▶ INSTRUCTIONS TO FOLLOW:
In the copy of the lines below, leave out pictures and print everything else exactly.

+++ DATA SUPPLIED +++

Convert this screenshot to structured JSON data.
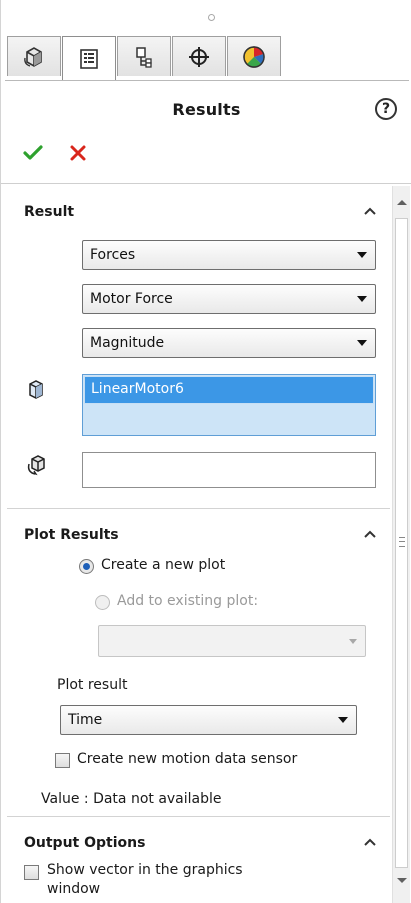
{
  "header": {
    "title": "Results",
    "help_glyph": "?"
  },
  "tabs": [
    {
      "icon": "part-icon"
    },
    {
      "icon": "property-manager-icon",
      "active": true
    },
    {
      "icon": "configuration-manager-icon"
    },
    {
      "icon": "dimxpert-icon"
    },
    {
      "icon": "display-manager-icon"
    }
  ],
  "colors": {
    "accept": "#2ea12e",
    "cancel": "#d9261c",
    "selection": "#3c97e6"
  },
  "result_group": {
    "title": "Result",
    "category": "Forces",
    "subcategory": "Motor Force",
    "component": "Magnitude",
    "selected_entities": [
      "LinearMotor6"
    ],
    "reference_component": ""
  },
  "plot_group": {
    "title": "Plot Results",
    "create_new_plot": "Create a new plot",
    "add_existing_plot": "Add to existing plot:",
    "existing_plot_value": "",
    "plot_result_label": "Plot result",
    "plot_result_value": "Time",
    "sensor_checkbox": "Create new motion data sensor",
    "value_text": "Value : Data not available"
  },
  "output_group": {
    "title": "Output Options",
    "show_vector": "Show vector in the graphics window"
  }
}
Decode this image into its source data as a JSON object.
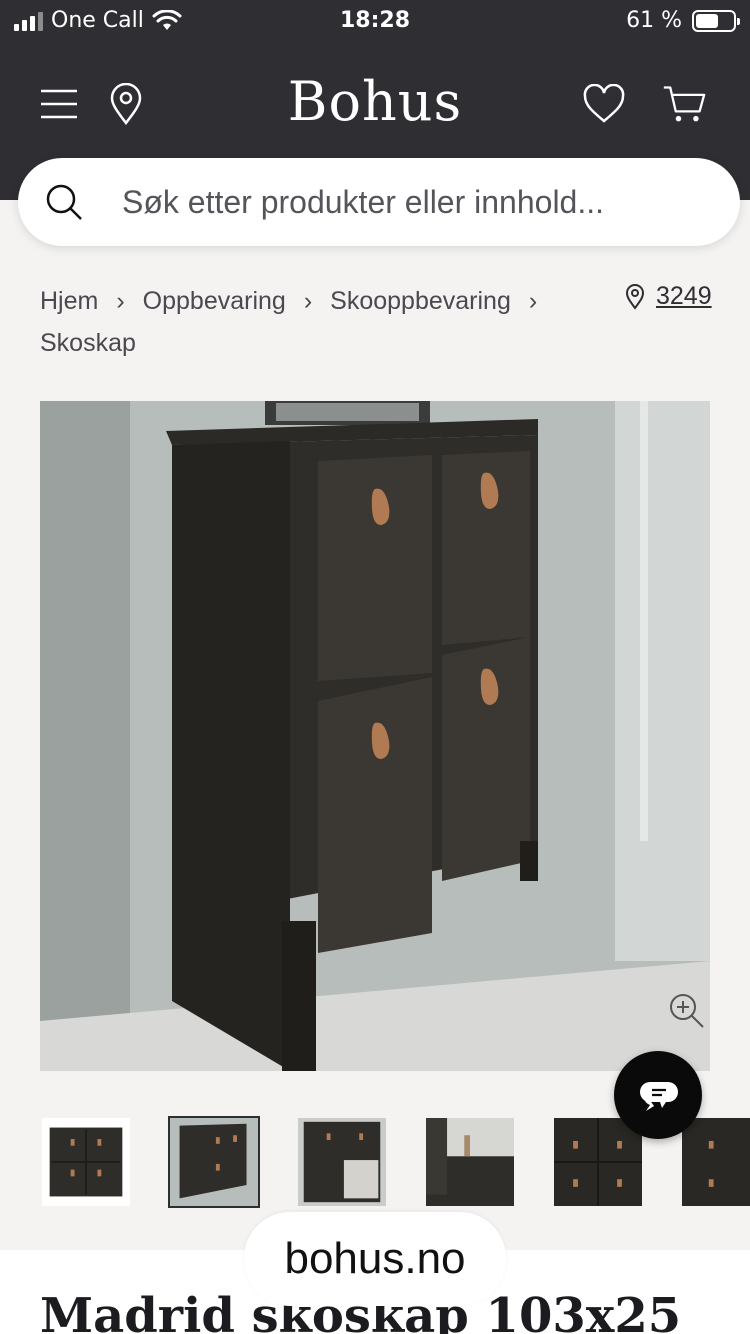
{
  "status_bar": {
    "carrier": "One Call",
    "time": "18:28",
    "battery": "61 %",
    "battery_level": 0.61
  },
  "header": {
    "logo": "Bohus",
    "icons": [
      "menu-icon",
      "location-pin-icon",
      "heart-icon",
      "cart-icon"
    ]
  },
  "search": {
    "placeholder": "Søk etter produkter eller innhold..."
  },
  "breadcrumb": {
    "items": [
      "Hjem",
      "Oppbevaring",
      "Skooppbevaring",
      "Skoskap"
    ],
    "store_number": "3249"
  },
  "gallery": {
    "thumbnail_count": 6,
    "active_index": 1
  },
  "footer": {
    "url": "bohus.no"
  },
  "product": {
    "title": "Madrid skoskap 103x25"
  },
  "colors": {
    "header_bg": "#2f2e33",
    "page_bg": "#f4f3f1",
    "chat_bg": "#0a0a0a"
  }
}
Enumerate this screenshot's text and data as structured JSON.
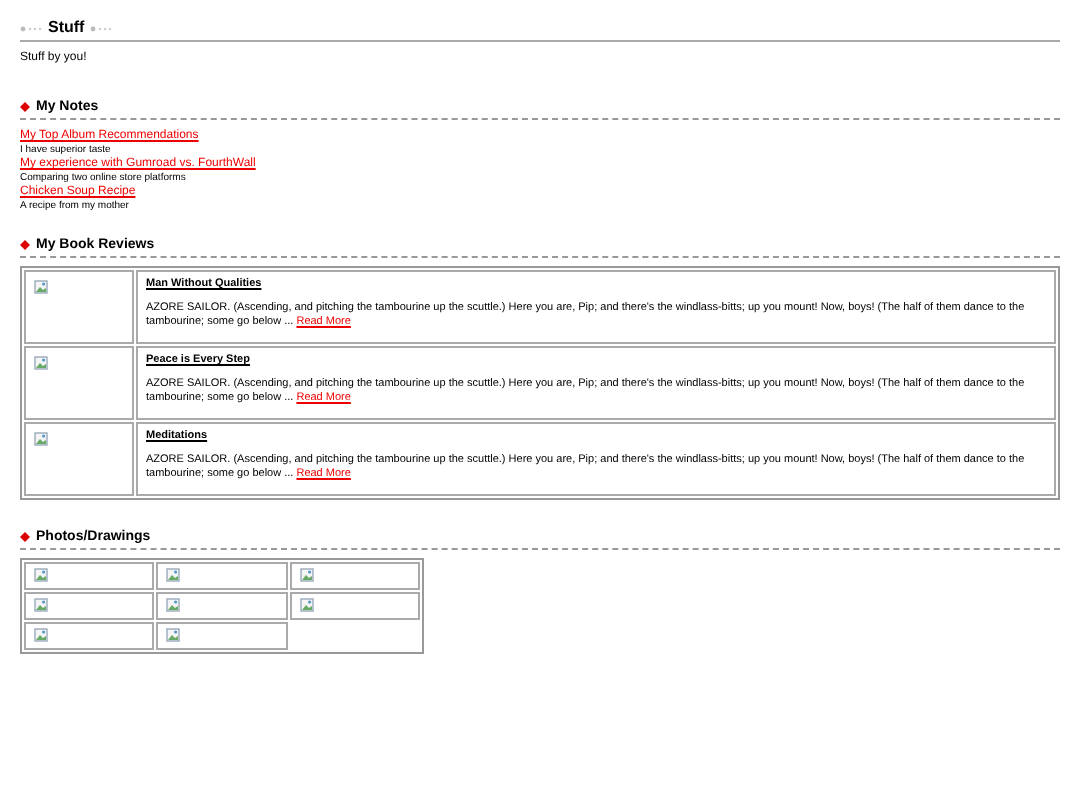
{
  "header": {
    "title": "Stuff",
    "subtitle": "Stuff by you!"
  },
  "notes": {
    "heading": "My Notes",
    "items": [
      {
        "title": "My Top Album Recommendations",
        "description": "I have superior taste"
      },
      {
        "title": "My experience with Gumroad vs. FourthWall",
        "description": "Comparing two online store platforms"
      },
      {
        "title": "Chicken Soup Recipe",
        "description": "A recipe from my mother"
      }
    ]
  },
  "reviews": {
    "heading": "My Book Reviews",
    "items": [
      {
        "title": "Man Without Qualities",
        "excerpt": "AZORE SAILOR. (Ascending, and pitching the tambourine up the scuttle.) Here you are, Pip; and there's the windlass-bitts; up you mount! Now, boys! (The half of them dance to the tambourine; some go below ...",
        "link": "Read More"
      },
      {
        "title": "Peace is Every Step",
        "excerpt": "AZORE SAILOR. (Ascending, and pitching the tambourine up the scuttle.) Here you are, Pip; and there's the windlass-bitts; up you mount! Now, boys! (The half of them dance to the tambourine; some go below ...",
        "link": "Read More"
      },
      {
        "title": "Meditations",
        "excerpt": "AZORE SAILOR. (Ascending, and pitching the tambourine up the scuttle.) Here you are, Pip; and there's the windlass-bitts; up you mount! Now, boys! (The half of them dance to the tambourine; some go below ...",
        "link": "Read More"
      }
    ]
  },
  "photos": {
    "heading": "Photos/Drawings"
  }
}
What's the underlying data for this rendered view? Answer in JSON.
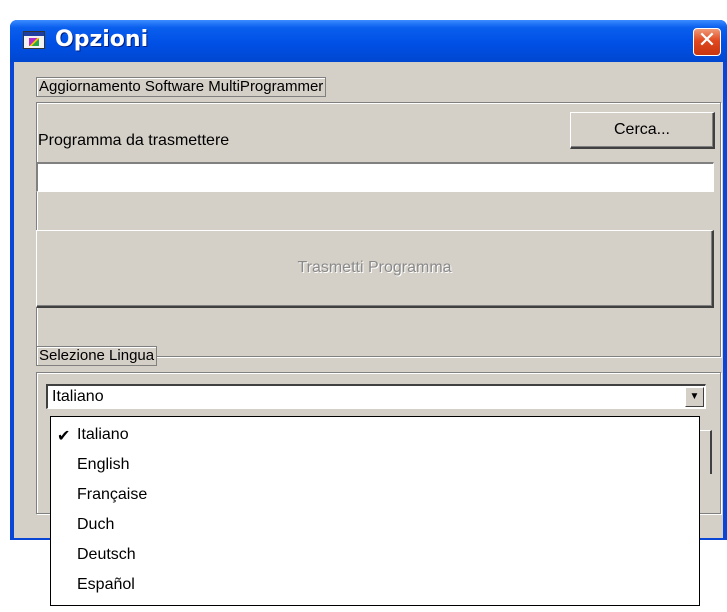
{
  "window": {
    "title": "Opzioni",
    "close_glyph": "✕"
  },
  "update_group": {
    "legend": "Aggiornamento Software MultiProgrammer",
    "program_label": "Programma da trasmettere",
    "browse_button": "Cerca...",
    "program_path": "",
    "transmit_button": "Trasmetti Programma"
  },
  "language_group": {
    "legend": "Selezione Lingua",
    "selected": "Italiano",
    "arrow_glyph": "▼",
    "options": [
      {
        "label": "Italiano",
        "check": "✔"
      },
      {
        "label": "English",
        "check": ""
      },
      {
        "label": "Française",
        "check": ""
      },
      {
        "label": "Duch",
        "check": ""
      },
      {
        "label": "Deutsch",
        "check": ""
      },
      {
        "label": "Español",
        "check": ""
      }
    ]
  },
  "icons": {
    "app": "app-window-icon",
    "close": "close-icon",
    "dropdown": "chevron-down-icon",
    "check": "check-icon"
  },
  "colors": {
    "titlebar": "#0050e6",
    "client": "#d4d0c8",
    "close": "#e0481f"
  }
}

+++

▶ EXERCISE SOLUTION:
Convert this screenshot to structured JSON data.
{
  "header": {
    "title": "Results",
    "help_glyph": "?"
  },
  "tabs": [
    {
      "icon": "part-icon"
    },
    {
      "icon": "property-manager-icon",
      "active": true
    },
    {
      "icon": "configuration-manager-icon"
    },
    {
      "icon": "dimxpert-icon"
    },
    {
      "icon": "display-manager-icon"
    }
  ],
  "colors": {
    "accept": "#2ea12e",
    "cancel": "#d9261c",
    "selection": "#3c97e6"
  },
  "result_group": {
    "title": "Result",
    "category": "Forces",
    "subcategory": "Motor Force",
    "component": "Magnitude",
    "selected_entities": [
      "LinearMotor6"
    ],
    "reference_component": ""
  },
  "plot_group": {
    "title": "Plot Results",
    "create_new_plot": "Create a new plot",
    "add_existing_plot": "Add to existing plot:",
    "existing_plot_value": "",
    "plot_result_label": "Plot result",
    "plot_result_value": "Time",
    "sensor_checkbox": "Create new motion data sensor",
    "value_text": "Value : Data not available"
  },
  "output_group": {
    "title": "Output Options",
    "show_vector": "Show vector in the graphics window"
  }
}
Decode this image into its source data as a JSON object.
{
  "status_bar": {
    "carrier": "One Call",
    "time": "18:28",
    "battery": "61 %",
    "battery_level": 0.61
  },
  "header": {
    "logo": "Bohus",
    "icons": [
      "menu-icon",
      "location-pin-icon",
      "heart-icon",
      "cart-icon"
    ]
  },
  "search": {
    "placeholder": "Søk etter produkter eller innhold..."
  },
  "breadcrumb": {
    "items": [
      "Hjem",
      "Oppbevaring",
      "Skooppbevaring",
      "Skoskap"
    ],
    "store_number": "3249"
  },
  "gallery": {
    "thumbnail_count": 6,
    "active_index": 1
  },
  "footer": {
    "url": "bohus.no"
  },
  "product": {
    "title": "Madrid skoskap 103x25"
  },
  "colors": {
    "header_bg": "#2f2e33",
    "page_bg": "#f4f3f1",
    "chat_bg": "#0a0a0a"
  }
}
Enumerate this screenshot's text and data as structured JSON.
{
  "header": {
    "title": "Stuff",
    "subtitle": "Stuff by you!"
  },
  "notes": {
    "heading": "My Notes",
    "items": [
      {
        "title": "My Top Album Recommendations",
        "description": "I have superior taste"
      },
      {
        "title": "My experience with Gumroad vs. FourthWall",
        "description": "Comparing two online store platforms"
      },
      {
        "title": "Chicken Soup Recipe",
        "description": "A recipe from my mother"
      }
    ]
  },
  "reviews": {
    "heading": "My Book Reviews",
    "items": [
      {
        "title": "Man Without Qualities",
        "excerpt": "AZORE SAILOR. (Ascending, and pitching the tambourine up the scuttle.) Here you are, Pip; and there's the windlass-bitts; up you mount! Now, boys! (The half of them dance to the tambourine; some go below ...",
        "link": "Read More"
      },
      {
        "title": "Peace is Every Step",
        "excerpt": "AZORE SAILOR. (Ascending, and pitching the tambourine up the scuttle.) Here you are, Pip; and there's the windlass-bitts; up you mount! Now, boys! (The half of them dance to the tambourine; some go below ...",
        "link": "Read More"
      },
      {
        "title": "Meditations",
        "excerpt": "AZORE SAILOR. (Ascending, and pitching the tambourine up the scuttle.) Here you are, Pip; and there's the windlass-bitts; up you mount! Now, boys! (The half of them dance to the tambourine; some go below ...",
        "link": "Read More"
      }
    ]
  },
  "photos": {
    "heading": "Photos/Drawings"
  }
}
What's the underlying data for this rendered view? Answer in JSON.
{
  "window": {
    "title": "Opzioni",
    "close_glyph": "✕"
  },
  "update_group": {
    "legend": "Aggiornamento Software MultiProgrammer",
    "program_label": "Programma da trasmettere",
    "browse_button": "Cerca...",
    "program_path": "",
    "transmit_button": "Trasmetti Programma"
  },
  "language_group": {
    "legend": "Selezione Lingua",
    "selected": "Italiano",
    "arrow_glyph": "▼",
    "options": [
      {
        "label": "Italiano",
        "check": "✔"
      },
      {
        "label": "English",
        "check": ""
      },
      {
        "label": "Française",
        "check": ""
      },
      {
        "label": "Duch",
        "check": ""
      },
      {
        "label": "Deutsch",
        "check": ""
      },
      {
        "label": "Español",
        "check": ""
      }
    ]
  },
  "icons": {
    "app": "app-window-icon",
    "close": "close-icon",
    "dropdown": "chevron-down-icon",
    "check": "check-icon"
  },
  "colors": {
    "titlebar": "#0050e6",
    "client": "#d4d0c8",
    "close": "#e0481f"
  }
}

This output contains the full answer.